Scan the material and copy every line in which "Isocenter" appears.
[Opening Data for the task section]
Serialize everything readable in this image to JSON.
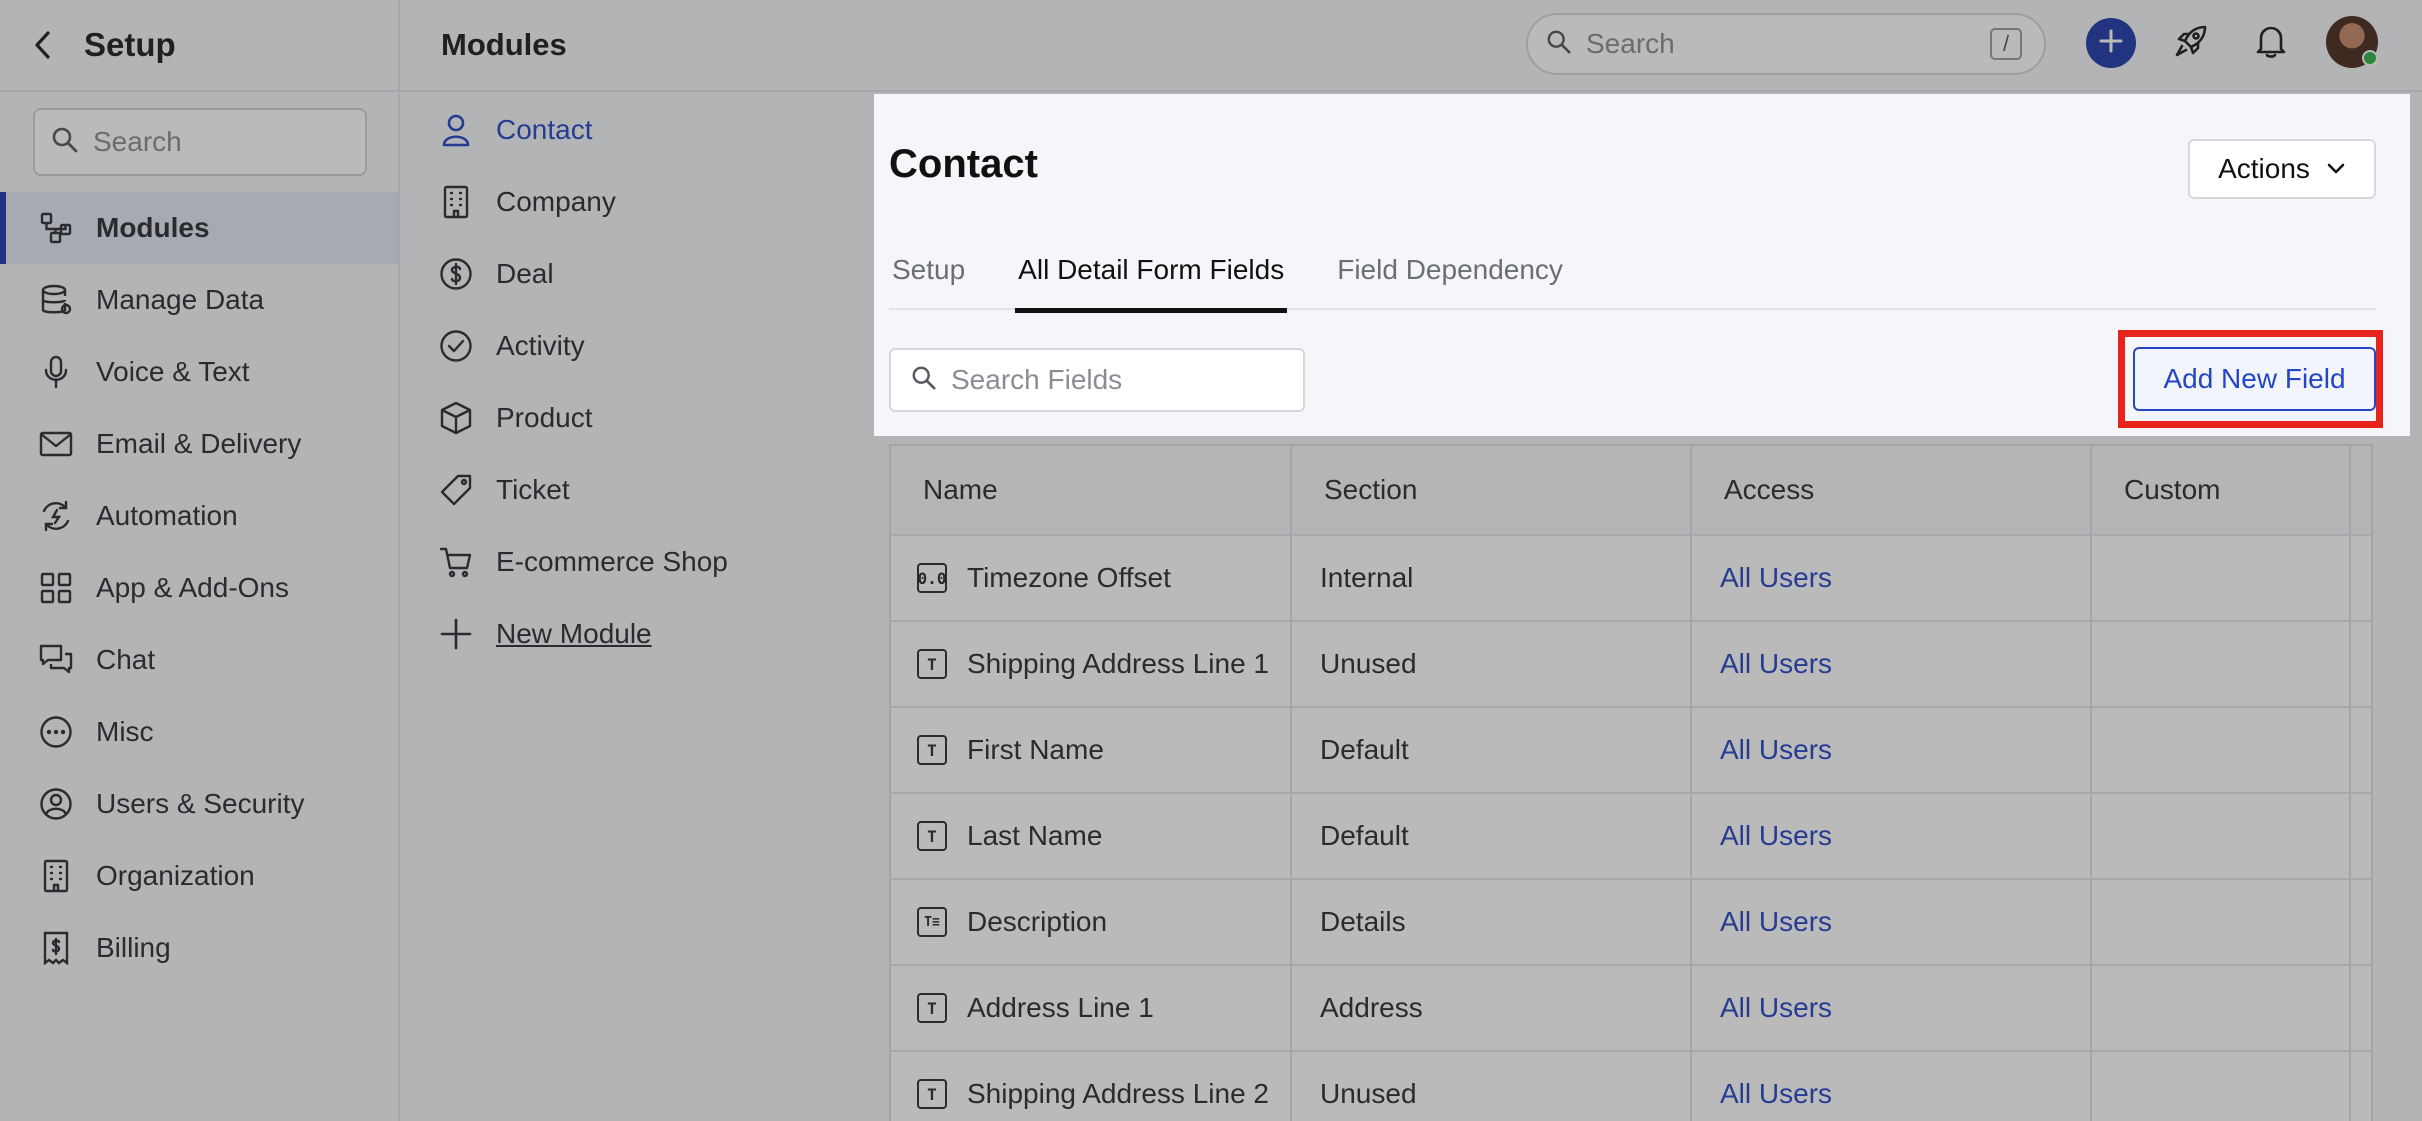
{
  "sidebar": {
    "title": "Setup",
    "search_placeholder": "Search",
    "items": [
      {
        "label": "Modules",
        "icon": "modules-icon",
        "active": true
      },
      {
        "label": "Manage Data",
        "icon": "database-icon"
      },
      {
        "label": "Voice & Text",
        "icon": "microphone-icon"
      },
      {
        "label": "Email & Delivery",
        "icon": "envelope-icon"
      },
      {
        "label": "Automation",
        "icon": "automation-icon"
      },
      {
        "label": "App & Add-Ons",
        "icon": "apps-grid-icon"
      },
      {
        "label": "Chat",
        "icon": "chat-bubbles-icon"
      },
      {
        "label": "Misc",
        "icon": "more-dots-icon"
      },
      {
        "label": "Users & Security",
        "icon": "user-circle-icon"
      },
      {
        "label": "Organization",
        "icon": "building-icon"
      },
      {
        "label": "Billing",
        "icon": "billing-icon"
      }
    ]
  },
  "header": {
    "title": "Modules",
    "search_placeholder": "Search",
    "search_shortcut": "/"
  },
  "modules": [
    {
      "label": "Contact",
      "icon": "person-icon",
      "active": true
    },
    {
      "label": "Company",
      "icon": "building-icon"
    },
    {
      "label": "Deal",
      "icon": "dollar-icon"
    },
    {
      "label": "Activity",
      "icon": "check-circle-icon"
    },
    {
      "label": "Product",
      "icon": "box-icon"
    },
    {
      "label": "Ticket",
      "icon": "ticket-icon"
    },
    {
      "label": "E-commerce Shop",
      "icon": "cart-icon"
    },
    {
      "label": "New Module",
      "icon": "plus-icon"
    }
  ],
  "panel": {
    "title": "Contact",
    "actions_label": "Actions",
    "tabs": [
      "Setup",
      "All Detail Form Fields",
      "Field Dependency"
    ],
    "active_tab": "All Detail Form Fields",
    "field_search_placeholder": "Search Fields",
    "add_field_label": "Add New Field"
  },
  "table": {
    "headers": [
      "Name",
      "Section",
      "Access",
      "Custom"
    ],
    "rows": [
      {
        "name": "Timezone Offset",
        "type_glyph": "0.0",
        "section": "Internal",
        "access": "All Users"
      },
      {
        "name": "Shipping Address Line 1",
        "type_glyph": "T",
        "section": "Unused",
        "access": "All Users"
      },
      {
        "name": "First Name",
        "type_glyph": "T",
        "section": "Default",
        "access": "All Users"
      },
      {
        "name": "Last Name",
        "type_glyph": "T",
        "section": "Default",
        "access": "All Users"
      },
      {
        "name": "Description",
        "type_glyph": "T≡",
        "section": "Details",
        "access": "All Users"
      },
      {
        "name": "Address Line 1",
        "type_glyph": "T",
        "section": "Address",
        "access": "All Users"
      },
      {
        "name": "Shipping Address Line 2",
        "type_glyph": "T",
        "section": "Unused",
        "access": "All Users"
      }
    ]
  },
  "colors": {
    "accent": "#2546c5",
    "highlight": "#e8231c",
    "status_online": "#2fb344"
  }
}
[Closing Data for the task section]
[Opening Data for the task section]
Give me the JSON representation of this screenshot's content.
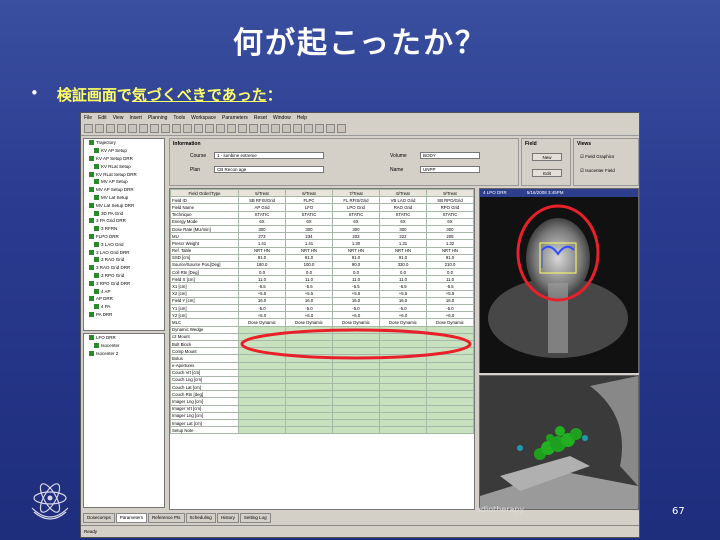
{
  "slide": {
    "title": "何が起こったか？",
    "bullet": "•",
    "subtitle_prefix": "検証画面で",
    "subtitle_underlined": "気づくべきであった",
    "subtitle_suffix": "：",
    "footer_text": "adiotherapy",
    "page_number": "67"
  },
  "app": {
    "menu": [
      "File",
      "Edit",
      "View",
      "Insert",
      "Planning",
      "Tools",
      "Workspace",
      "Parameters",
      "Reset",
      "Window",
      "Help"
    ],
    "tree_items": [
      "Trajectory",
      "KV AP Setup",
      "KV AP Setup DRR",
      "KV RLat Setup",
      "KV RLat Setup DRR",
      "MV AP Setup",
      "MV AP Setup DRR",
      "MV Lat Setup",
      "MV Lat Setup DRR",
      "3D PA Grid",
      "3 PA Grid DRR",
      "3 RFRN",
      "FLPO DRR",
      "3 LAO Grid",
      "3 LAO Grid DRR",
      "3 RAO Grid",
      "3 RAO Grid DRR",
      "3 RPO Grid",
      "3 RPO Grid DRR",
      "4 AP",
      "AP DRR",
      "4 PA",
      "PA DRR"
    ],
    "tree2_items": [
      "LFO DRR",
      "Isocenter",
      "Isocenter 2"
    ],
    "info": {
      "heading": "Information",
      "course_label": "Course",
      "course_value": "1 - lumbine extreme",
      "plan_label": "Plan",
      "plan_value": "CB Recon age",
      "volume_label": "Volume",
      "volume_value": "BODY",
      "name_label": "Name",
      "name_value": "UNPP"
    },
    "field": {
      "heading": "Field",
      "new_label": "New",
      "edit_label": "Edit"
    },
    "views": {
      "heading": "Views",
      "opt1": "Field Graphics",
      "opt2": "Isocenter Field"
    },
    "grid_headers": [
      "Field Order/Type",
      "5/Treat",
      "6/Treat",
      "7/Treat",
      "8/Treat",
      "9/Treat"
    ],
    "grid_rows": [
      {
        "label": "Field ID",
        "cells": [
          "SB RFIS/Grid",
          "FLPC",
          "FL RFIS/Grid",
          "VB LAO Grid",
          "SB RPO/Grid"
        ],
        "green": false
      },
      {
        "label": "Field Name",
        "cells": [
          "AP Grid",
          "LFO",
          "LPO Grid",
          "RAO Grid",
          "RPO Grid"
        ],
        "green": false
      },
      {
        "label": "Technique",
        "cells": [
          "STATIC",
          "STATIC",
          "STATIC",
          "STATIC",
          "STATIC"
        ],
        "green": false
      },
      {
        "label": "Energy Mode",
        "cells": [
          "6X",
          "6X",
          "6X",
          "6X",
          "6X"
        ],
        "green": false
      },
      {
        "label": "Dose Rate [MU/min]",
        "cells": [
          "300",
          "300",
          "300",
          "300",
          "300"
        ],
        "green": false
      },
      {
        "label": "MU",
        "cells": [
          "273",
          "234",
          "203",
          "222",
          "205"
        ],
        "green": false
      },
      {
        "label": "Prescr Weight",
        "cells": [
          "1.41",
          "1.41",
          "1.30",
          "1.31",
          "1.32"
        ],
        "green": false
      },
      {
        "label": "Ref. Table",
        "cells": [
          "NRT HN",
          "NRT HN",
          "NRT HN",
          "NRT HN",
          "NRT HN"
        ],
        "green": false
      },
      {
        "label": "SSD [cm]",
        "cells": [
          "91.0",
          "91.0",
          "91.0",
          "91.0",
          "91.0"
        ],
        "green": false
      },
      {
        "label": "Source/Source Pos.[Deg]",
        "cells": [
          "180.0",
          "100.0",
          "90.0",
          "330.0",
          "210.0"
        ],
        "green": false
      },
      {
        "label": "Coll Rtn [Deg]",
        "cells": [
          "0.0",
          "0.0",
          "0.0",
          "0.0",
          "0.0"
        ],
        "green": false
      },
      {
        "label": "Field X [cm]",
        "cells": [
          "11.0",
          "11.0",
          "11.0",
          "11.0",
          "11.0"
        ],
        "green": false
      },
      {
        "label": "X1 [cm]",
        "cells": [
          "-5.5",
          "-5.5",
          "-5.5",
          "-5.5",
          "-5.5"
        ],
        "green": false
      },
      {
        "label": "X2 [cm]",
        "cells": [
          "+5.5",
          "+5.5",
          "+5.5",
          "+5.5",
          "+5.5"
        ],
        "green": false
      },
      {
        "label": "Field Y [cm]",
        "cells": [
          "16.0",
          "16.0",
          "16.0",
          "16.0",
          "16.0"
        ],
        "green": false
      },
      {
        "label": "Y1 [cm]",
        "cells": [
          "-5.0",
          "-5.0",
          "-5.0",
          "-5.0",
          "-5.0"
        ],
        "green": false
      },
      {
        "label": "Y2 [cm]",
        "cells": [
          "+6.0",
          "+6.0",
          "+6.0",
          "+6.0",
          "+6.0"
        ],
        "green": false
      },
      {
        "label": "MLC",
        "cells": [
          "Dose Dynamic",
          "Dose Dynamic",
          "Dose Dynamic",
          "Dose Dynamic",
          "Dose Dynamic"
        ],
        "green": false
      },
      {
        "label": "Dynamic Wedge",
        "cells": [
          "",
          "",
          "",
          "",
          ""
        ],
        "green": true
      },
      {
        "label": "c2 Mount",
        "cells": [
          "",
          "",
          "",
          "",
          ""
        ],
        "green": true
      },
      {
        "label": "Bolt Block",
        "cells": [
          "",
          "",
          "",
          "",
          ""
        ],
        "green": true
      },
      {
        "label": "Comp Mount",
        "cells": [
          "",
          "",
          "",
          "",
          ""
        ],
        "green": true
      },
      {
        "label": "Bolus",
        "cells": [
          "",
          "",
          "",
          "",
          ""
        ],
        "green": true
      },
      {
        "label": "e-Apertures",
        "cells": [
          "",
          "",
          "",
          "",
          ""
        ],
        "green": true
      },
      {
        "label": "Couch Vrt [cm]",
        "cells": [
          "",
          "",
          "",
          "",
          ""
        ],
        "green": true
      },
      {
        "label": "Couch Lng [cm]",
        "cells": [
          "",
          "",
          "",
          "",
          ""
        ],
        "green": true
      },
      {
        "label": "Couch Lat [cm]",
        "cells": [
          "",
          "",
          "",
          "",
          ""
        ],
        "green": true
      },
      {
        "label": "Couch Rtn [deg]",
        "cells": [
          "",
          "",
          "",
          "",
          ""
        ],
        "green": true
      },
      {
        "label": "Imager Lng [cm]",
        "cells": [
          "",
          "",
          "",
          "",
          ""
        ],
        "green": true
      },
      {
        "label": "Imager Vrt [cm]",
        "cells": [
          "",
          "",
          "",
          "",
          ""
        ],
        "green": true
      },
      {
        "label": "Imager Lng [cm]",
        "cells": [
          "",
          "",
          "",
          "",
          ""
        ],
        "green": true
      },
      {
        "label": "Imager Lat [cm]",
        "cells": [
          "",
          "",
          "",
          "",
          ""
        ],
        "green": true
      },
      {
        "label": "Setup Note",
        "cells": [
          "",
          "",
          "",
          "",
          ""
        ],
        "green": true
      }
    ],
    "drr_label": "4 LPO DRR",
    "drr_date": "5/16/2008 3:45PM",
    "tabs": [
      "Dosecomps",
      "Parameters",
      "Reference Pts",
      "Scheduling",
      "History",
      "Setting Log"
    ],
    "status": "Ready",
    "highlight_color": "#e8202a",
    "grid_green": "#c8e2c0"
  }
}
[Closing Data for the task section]
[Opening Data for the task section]
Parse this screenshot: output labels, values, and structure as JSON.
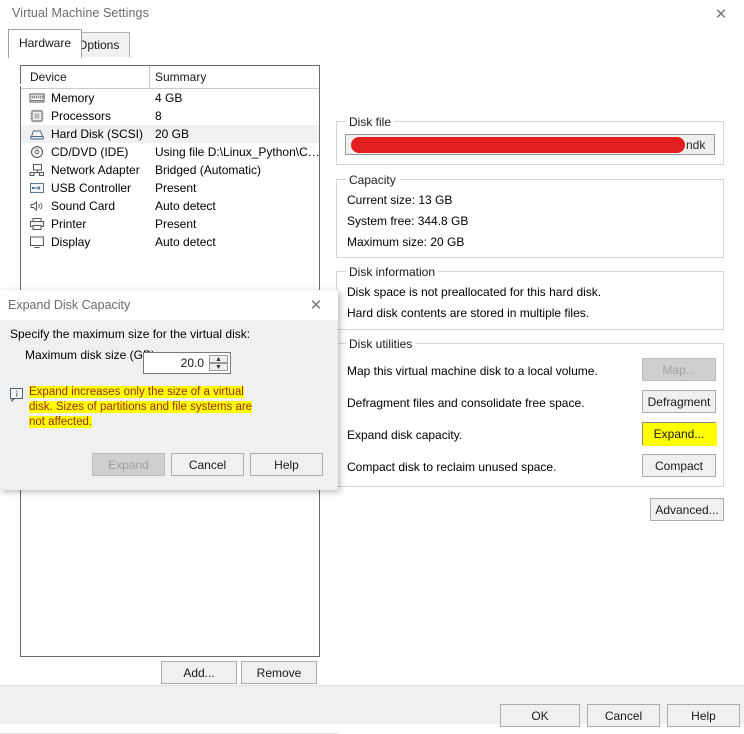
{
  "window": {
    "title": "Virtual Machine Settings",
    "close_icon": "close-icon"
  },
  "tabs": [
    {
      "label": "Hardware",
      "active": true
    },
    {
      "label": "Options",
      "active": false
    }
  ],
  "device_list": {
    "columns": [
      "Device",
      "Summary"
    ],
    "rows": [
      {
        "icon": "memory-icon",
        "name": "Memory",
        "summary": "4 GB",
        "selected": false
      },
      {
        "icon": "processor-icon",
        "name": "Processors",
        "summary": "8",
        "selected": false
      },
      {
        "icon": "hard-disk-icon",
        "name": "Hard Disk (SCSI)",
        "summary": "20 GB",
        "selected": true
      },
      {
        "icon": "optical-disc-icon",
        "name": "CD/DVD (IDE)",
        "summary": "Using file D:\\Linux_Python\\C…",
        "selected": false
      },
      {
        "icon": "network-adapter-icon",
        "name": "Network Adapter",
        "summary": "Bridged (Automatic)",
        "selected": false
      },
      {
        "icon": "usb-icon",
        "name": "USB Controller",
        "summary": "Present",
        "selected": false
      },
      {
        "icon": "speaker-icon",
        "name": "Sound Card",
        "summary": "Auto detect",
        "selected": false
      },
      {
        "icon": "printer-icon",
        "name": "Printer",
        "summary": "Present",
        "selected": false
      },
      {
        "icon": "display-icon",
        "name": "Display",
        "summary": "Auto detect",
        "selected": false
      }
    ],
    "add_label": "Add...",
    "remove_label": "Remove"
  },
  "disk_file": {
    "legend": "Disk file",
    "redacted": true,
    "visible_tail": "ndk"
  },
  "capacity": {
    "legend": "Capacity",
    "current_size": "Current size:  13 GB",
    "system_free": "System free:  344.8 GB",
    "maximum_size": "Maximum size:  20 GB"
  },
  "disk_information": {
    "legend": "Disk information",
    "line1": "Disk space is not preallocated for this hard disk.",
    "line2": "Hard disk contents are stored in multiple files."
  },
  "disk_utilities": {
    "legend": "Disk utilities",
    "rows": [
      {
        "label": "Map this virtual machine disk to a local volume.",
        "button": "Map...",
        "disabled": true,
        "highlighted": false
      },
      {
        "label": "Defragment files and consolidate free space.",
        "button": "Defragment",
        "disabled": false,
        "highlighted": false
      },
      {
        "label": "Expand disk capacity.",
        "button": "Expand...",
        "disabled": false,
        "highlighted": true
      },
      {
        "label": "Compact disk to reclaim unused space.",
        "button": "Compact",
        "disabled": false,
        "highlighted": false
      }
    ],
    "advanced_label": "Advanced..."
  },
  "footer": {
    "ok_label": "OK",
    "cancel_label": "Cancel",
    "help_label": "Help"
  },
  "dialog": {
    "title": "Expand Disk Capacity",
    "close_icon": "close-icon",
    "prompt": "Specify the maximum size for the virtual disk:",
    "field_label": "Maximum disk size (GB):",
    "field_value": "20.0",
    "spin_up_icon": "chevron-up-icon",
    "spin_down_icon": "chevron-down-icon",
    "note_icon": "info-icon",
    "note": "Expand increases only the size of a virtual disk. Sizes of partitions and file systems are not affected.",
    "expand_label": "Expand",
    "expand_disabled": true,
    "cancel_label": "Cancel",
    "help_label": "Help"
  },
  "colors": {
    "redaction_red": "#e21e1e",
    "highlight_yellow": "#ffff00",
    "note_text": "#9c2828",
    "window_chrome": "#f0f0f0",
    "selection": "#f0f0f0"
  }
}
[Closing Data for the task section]
Answer box:
      "Isocenter",
      "Isocenter 2"
      "opt2": "Isocenter Field"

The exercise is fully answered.